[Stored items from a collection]
★ ★ ★ ★ ★ ★ ★

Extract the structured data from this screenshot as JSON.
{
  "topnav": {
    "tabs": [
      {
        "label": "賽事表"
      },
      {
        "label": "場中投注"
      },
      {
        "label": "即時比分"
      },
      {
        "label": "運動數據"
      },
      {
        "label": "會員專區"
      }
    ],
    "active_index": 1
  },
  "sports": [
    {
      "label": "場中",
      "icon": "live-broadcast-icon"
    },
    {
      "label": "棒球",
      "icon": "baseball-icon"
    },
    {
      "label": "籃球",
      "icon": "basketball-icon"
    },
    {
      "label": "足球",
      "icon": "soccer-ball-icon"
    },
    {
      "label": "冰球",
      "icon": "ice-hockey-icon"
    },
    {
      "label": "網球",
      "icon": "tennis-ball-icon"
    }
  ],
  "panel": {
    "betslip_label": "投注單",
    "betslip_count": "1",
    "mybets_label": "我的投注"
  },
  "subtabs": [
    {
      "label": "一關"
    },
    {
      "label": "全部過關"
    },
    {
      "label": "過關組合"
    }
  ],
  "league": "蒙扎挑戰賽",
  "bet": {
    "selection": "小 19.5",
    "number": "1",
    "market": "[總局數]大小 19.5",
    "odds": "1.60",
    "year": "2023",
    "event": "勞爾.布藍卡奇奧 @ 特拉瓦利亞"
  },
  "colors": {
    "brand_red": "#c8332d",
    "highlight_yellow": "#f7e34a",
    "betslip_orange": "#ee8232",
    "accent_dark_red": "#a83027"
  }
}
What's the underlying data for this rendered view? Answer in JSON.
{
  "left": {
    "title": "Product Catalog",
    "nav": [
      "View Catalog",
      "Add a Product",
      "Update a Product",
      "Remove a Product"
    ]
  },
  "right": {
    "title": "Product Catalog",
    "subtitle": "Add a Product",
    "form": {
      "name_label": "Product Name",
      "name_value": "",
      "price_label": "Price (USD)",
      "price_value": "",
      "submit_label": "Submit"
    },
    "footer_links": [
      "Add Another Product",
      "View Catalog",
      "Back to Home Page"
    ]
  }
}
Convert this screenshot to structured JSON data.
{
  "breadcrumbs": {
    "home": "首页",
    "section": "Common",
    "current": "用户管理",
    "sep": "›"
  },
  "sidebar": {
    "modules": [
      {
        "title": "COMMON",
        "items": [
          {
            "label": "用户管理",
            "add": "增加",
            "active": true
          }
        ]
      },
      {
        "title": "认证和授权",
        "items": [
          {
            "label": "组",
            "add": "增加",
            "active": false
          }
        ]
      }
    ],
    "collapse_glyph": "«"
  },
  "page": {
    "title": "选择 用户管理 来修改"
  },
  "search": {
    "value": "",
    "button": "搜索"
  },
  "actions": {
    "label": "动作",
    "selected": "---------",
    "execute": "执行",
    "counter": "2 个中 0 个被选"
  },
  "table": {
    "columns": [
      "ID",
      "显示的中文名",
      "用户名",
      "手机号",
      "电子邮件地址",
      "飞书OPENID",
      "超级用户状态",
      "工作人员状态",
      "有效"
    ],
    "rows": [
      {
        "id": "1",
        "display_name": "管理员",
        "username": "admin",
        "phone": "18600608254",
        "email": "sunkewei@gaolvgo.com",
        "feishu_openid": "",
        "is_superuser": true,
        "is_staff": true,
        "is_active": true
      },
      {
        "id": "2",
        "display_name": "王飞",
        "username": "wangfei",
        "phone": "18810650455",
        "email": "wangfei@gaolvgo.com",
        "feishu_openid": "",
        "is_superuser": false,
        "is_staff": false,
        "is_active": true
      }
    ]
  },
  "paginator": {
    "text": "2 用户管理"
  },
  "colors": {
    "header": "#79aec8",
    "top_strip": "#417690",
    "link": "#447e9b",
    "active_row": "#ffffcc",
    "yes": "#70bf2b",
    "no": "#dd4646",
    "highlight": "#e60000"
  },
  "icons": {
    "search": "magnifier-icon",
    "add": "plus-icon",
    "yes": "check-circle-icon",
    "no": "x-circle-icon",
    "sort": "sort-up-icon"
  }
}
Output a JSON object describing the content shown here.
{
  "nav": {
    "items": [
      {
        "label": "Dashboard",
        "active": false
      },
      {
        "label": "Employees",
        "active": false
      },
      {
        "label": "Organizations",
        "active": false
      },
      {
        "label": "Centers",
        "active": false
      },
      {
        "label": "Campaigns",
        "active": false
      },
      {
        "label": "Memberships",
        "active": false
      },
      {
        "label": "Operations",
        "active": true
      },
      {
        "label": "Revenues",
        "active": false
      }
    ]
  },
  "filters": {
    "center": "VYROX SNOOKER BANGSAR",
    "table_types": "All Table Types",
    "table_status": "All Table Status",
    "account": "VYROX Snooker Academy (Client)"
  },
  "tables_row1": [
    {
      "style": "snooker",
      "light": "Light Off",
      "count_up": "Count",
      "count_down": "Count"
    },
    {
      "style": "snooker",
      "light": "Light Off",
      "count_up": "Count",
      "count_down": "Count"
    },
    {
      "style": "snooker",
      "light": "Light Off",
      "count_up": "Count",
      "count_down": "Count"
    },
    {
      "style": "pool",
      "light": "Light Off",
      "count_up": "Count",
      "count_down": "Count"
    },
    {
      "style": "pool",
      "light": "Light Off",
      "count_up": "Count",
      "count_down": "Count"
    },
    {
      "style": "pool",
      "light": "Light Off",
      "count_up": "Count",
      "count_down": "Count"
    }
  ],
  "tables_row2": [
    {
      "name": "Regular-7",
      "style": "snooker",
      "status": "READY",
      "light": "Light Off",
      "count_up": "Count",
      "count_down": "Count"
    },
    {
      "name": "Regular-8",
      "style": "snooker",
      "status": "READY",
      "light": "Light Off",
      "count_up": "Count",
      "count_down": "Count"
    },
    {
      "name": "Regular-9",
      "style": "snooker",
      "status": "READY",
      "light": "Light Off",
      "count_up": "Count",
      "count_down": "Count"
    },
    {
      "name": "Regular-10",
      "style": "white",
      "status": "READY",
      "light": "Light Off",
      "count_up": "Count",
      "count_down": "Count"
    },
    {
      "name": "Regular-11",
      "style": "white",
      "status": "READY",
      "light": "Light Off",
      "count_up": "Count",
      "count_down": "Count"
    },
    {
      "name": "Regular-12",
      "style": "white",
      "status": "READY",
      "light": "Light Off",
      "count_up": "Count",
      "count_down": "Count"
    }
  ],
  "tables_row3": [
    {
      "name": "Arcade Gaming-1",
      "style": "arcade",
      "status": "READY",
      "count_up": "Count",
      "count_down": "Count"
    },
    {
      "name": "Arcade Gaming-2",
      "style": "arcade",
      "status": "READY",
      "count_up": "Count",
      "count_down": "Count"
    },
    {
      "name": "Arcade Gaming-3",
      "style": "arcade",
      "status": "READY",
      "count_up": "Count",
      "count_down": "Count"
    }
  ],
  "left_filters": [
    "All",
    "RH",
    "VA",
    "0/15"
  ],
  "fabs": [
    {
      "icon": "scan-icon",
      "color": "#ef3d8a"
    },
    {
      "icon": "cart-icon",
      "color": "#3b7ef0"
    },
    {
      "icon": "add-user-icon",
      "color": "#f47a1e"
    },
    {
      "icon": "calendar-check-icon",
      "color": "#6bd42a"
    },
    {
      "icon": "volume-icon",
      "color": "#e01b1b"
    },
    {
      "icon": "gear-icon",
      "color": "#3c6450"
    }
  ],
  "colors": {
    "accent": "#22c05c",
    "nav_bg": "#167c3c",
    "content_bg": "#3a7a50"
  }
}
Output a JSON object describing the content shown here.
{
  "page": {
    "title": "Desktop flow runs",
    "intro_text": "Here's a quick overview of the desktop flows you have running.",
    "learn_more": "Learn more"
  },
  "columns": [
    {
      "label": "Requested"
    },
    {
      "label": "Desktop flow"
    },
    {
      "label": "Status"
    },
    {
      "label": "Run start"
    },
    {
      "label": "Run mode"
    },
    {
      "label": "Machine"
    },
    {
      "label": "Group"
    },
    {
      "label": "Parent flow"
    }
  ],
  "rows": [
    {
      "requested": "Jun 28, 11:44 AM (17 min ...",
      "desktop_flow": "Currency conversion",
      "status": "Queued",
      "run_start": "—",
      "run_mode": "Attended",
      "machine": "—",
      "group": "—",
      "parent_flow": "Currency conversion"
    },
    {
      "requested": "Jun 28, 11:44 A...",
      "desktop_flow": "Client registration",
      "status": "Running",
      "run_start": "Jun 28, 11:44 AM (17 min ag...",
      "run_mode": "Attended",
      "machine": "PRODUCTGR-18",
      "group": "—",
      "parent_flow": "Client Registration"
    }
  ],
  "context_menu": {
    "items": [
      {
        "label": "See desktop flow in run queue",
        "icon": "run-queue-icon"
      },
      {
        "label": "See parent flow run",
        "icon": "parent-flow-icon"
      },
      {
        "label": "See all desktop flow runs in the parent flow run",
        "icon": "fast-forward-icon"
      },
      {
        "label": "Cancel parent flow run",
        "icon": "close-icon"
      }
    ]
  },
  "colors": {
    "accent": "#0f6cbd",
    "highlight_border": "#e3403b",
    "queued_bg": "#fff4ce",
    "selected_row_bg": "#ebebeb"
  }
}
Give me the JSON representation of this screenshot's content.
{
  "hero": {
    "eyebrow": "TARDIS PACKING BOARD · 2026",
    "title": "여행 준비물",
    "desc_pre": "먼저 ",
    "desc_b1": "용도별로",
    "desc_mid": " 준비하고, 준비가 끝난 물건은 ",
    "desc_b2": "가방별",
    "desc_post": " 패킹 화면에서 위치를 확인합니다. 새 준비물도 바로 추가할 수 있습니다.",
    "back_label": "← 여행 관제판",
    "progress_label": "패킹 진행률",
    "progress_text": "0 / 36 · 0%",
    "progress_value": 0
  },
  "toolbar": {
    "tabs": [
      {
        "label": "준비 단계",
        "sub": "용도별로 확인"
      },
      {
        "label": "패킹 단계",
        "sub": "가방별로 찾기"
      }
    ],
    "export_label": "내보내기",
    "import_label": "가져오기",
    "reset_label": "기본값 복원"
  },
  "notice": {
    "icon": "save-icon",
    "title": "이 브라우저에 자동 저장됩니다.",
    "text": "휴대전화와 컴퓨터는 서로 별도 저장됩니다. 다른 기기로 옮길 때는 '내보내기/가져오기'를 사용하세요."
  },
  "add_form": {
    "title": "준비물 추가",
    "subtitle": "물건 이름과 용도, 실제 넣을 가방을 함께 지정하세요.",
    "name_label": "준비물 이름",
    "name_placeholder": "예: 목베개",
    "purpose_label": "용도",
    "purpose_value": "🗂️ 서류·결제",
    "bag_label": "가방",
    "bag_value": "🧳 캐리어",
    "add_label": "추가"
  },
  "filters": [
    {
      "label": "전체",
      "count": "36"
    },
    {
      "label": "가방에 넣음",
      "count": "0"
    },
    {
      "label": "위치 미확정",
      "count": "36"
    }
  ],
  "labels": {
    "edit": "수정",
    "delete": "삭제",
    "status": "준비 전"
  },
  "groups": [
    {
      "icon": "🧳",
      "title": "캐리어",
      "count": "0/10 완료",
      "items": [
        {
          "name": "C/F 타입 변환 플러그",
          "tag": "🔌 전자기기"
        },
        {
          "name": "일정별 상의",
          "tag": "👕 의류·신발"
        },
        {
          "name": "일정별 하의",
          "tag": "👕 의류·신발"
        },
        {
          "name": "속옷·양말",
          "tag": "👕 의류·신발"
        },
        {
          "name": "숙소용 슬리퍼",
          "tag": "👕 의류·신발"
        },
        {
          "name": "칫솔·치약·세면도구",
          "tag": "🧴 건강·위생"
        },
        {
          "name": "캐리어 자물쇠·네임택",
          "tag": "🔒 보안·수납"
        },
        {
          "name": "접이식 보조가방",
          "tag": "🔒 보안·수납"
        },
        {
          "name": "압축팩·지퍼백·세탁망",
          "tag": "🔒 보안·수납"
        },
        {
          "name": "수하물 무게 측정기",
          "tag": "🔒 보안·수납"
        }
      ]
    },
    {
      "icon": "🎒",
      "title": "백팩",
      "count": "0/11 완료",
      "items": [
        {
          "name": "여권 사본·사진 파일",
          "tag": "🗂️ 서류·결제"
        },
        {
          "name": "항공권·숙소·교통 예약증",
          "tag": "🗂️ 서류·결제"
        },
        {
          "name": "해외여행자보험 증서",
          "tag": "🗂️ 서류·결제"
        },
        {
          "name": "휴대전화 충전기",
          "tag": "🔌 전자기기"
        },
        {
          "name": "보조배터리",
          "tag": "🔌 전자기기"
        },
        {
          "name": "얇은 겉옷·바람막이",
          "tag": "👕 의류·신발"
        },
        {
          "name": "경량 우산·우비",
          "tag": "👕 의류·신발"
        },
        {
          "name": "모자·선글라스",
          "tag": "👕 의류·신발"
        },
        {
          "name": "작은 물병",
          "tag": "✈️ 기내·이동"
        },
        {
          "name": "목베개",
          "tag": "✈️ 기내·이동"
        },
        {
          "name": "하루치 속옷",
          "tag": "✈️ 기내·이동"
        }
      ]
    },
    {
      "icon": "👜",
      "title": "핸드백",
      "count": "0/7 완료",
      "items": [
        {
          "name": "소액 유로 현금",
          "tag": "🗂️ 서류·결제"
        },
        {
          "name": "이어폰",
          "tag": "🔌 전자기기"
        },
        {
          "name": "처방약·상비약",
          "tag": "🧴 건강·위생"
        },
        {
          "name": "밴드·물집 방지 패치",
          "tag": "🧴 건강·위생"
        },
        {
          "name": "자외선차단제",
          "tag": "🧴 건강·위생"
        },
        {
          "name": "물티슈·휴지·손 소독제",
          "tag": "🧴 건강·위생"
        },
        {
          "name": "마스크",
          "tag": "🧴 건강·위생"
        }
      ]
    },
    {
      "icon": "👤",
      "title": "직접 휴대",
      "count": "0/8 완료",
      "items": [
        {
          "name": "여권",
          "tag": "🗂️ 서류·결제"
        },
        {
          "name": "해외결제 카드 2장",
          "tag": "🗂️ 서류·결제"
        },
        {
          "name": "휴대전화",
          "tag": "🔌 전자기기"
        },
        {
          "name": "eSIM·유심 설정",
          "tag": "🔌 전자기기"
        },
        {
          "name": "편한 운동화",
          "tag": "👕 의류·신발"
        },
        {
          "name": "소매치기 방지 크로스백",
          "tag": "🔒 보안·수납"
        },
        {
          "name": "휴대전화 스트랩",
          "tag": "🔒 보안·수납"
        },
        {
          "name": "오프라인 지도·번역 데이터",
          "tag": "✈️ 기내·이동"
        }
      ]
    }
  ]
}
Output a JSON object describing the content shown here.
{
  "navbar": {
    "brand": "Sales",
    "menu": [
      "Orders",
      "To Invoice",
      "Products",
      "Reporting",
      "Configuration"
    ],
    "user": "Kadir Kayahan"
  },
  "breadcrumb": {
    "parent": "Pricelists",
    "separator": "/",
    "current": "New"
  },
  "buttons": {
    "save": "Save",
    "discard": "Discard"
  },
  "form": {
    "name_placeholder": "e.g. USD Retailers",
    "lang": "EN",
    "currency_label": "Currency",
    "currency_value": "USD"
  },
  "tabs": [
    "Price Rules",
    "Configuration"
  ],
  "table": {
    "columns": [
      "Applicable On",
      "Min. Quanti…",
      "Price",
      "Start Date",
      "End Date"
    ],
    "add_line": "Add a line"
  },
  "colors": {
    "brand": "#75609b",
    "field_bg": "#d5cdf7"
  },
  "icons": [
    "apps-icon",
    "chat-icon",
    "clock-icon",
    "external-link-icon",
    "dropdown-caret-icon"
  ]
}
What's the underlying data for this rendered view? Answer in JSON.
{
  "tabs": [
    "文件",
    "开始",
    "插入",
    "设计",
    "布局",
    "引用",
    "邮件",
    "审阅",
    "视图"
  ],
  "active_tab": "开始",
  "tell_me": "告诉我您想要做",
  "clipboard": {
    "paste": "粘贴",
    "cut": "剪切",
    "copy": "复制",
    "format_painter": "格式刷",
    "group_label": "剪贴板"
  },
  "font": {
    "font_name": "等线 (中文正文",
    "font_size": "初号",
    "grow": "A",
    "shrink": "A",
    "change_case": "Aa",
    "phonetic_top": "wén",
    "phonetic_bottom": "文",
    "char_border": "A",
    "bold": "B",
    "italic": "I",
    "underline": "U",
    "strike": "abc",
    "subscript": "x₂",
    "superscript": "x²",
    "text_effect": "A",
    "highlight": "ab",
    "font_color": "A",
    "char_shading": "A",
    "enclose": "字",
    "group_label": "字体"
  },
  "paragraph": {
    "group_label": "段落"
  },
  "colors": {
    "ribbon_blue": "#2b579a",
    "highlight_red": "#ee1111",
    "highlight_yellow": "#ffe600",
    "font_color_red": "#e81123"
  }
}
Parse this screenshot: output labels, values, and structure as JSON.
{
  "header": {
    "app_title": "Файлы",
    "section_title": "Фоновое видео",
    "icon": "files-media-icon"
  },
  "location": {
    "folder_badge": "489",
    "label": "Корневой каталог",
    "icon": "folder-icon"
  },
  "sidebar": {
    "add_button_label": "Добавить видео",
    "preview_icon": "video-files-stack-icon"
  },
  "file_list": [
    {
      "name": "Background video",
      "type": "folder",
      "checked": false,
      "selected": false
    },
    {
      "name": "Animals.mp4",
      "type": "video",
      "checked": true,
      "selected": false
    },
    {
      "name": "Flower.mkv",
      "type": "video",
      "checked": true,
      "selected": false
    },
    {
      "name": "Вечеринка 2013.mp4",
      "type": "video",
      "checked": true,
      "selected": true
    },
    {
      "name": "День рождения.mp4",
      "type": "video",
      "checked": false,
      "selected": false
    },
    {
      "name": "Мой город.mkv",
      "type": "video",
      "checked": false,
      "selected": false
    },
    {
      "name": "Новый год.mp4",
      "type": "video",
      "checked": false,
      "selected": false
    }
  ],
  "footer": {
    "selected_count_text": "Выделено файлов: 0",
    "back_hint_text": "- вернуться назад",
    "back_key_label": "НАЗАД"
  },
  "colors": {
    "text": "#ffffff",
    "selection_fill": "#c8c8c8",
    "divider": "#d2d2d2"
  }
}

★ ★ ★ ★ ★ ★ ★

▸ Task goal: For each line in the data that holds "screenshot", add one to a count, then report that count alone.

▸ Solution to the exercise: 4